Though firmly rooted in the Hollywood musical tradition Anchors Aweigh seemed an innovative and original film to viewers in 1945. Staring Frank Sinatra, Kathryn Grayson and Gene Kelly, the story concerns two recently decorated sailors on a four-day leave in Hollywood. Joe (Kelly) is an experienced lady's man who plans on hooking up with his honey Lola. Meanwhile Clarence (Sinatra) convinces Joe to help him meet a lady of his own. That woman turns out to be Susan Abbott (Grayson) and what follows is a sort of Cyrano de Bergerac comedy that keeps the viewer guessing about which man will end up with Susan.
Anchors Aweigh was Kelly's first chance to choreograph an entire film and the result is very pleasing. Kelly sets up a number of memorable dance numbers for himself, each of which shows off his amazing talent to optimal effect. But Kelly wasn't content to offer simple dance numbers. He wanted something that would really thrill the audience and so he approached Walt Disney with the idea that one of the numbers in Anchors Aweigh would feature Kelly dancing with Walt's biggest star Mickey Mouse. Of course Disney wasn't thrilled by the idea of his rodent superstar appearing in another studio's picture so MGM fell back on it's own animated mouse and gave to part to Jerry of Tom and Jerry fame. The result is one of the earliest and best examples of live action and animated characters interacting in the same frame. Jerry and Kelly do an entire number and the illusion that they're actually together is almost seamless.
Anchors Aweigh is something of a mixed bag when it comes to on-screen images.
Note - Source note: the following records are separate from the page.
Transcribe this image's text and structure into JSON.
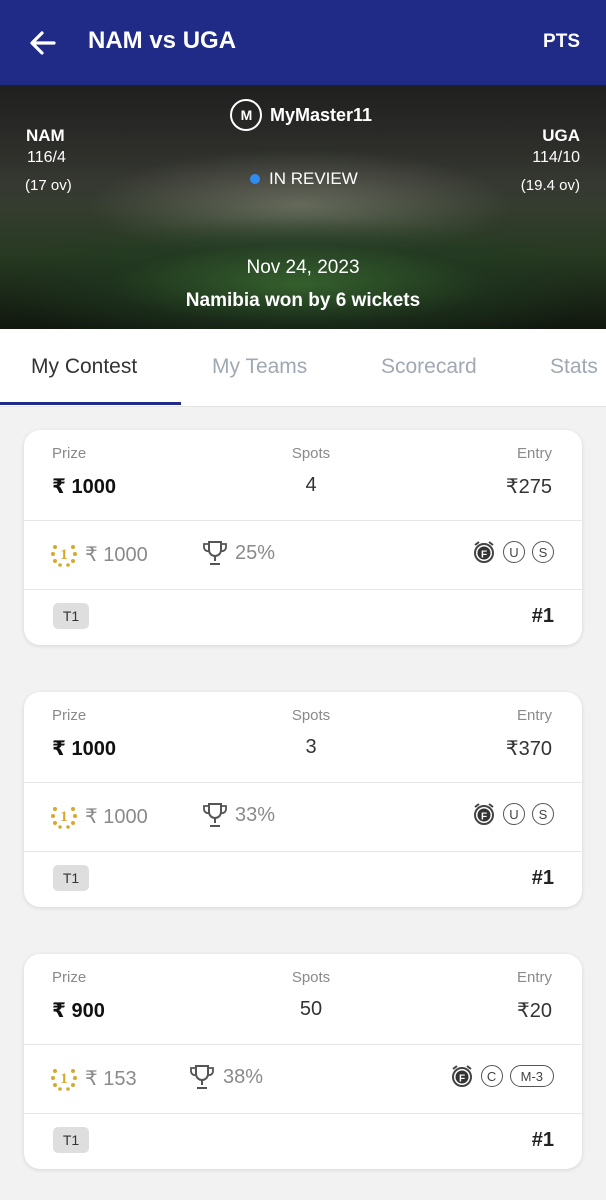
{
  "header": {
    "title": "NAM vs UGA",
    "right_label": "PTS"
  },
  "match": {
    "brand": "MyMaster11",
    "brand_mark": "M",
    "team_left": {
      "name": "NAM",
      "score": "116/4",
      "overs": "(17 ov)"
    },
    "team_right": {
      "name": "UGA",
      "score": "114/10",
      "overs": "(19.4 ov)"
    },
    "status": "IN REVIEW",
    "status_color": "#2f8cf0",
    "date": "Nov 24, 2023",
    "result": "Namibia won by 6 wickets"
  },
  "tabs": [
    {
      "label": "My Contest",
      "active": true
    },
    {
      "label": "My Teams",
      "active": false
    },
    {
      "label": "Scorecard",
      "active": false
    },
    {
      "label": "Stats",
      "active": false
    }
  ],
  "labels": {
    "prize": "Prize",
    "spots": "Spots",
    "entry": "Entry"
  },
  "contests": [
    {
      "prize": "₹ 1000",
      "spots": "4",
      "entry": "₹275",
      "first_prize": "₹ 1000",
      "win_pct": "25%",
      "badges": [
        "F-icon",
        "U",
        "S"
      ],
      "team": "T1",
      "rank": "#1"
    },
    {
      "prize": "₹ 1000",
      "spots": "3",
      "entry": "₹370",
      "first_prize": "₹ 1000",
      "win_pct": "33%",
      "badges": [
        "F-icon",
        "U",
        "S"
      ],
      "team": "T1",
      "rank": "#1"
    },
    {
      "prize": "₹ 900",
      "spots": "50",
      "entry": "₹20",
      "first_prize": "₹ 153",
      "win_pct": "38%",
      "badges": [
        "F-icon",
        "C",
        "M-3"
      ],
      "team": "T1",
      "rank": "#1"
    }
  ],
  "colors": {
    "primary": "#1f2b87",
    "gold": "#d8a82a"
  }
}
Perhaps as much as ninety percent of the film is in great condition. The picture is solid, there are very few instances of scratching and pinholes, the three strip Technicolor is presented very well with a minimum amount of color bleeding and the black levels are deep and velvety. Unfortunately the remaining ten percent of the film suffers from a significant issue in the form of registration problems with the blue channel. In some scenes the blue color information is so skewed that it produces a distinct ghost image below and to the right of dark objects. In others the problem is more subtle, making the picture look fuzzy and out of focus. This seems to be the result of shrinking in the blue Technicolor strip and though it's understandable for a film this age it really distracts from enjoyment of the movie.
The monaural soundtrack for Anchors Aweigh is in much better condition than the video images. The dynamic range is predictably limited but the track is crisp and clear with a minimum amount of hiss. The voices and music are nicely mixed and I couldn't detect any clipping or distortion.
Though the packaging would have you believe otherwise you wont find much in the way of extra content on this disc. The primary item is a short clip (less than five minutes) from MGM's 'When the Lion Roars' documentary. The segment focuses on the animated sequence and includes a brief interview with William Hanna and Joseph Barbera. Next there's a collection of trailers for MGM musicals including Anchors Aweigh, On the Town and Take Me Out to the Ballgame. Finally Warner has included a single text screen listing the films cast and crew.
Anchors Aweigh is far from the best example of the Hollywood musical but it is significant for its innovative use of animation and live action footage. The quality of video images on this disc really degrades its value and Warner didn't help the situation by offering such a bare bones DVD. If you're a fan of this film the disc probably won't disappoint you but if you've never seen the film before you'll definitely want to rent first.